EXERCISE GOAL: Print out the records precisely, keeping each line identical to its source.

RECORDS PROVIDED:

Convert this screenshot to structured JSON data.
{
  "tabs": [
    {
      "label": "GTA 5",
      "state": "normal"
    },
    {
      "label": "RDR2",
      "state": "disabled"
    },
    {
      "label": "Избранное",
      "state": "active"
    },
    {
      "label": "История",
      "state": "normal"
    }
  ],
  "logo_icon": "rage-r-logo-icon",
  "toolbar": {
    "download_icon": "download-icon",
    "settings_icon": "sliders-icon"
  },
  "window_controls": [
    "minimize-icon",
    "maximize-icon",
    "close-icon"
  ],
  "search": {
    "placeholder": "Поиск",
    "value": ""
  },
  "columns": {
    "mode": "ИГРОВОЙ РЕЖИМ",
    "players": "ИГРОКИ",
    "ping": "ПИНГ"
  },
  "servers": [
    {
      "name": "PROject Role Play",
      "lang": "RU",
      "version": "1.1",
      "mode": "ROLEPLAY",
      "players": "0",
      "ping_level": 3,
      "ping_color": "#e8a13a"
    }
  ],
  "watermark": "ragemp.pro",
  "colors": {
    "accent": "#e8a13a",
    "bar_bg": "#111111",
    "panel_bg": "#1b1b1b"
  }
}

ANSWER BELOW:
Convert this screenshot to structured JSON data.
{
  "tabs": [
    {
      "label": "GTA 5",
      "state": "normal"
    },
    {
      "label": "RDR2",
      "state": "disabled"
    },
    {
      "label": "Избранное",
      "state": "active"
    },
    {
      "label": "История",
      "state": "normal"
    }
  ],
  "logo_icon": "rage-r-logo-icon",
  "toolbar": {
    "download_icon": "download-icon",
    "settings_icon": "sliders-icon"
  },
  "window_controls": [
    "minimize-icon",
    "maximize-icon",
    "close-icon"
  ],
  "search": {
    "placeholder": "Поиск",
    "value": ""
  },
  "columns": {
    "mode": "ИГРОВОЙ РЕЖИМ",
    "players": "ИГРОКИ",
    "ping": "ПИНГ"
  },
  "servers": [
    {
      "name": "PROject Role Play",
      "lang": "RU",
      "version": "1.1",
      "mode": "ROLEPLAY",
      "players": "0",
      "ping_level": 3,
      "ping_color": "#e8a13a"
    }
  ],
  "watermark": "ragemp.pro",
  "colors": {
    "accent": "#e8a13a",
    "bar_bg": "#111111",
    "panel_bg": "#1b1b1b"
  }
}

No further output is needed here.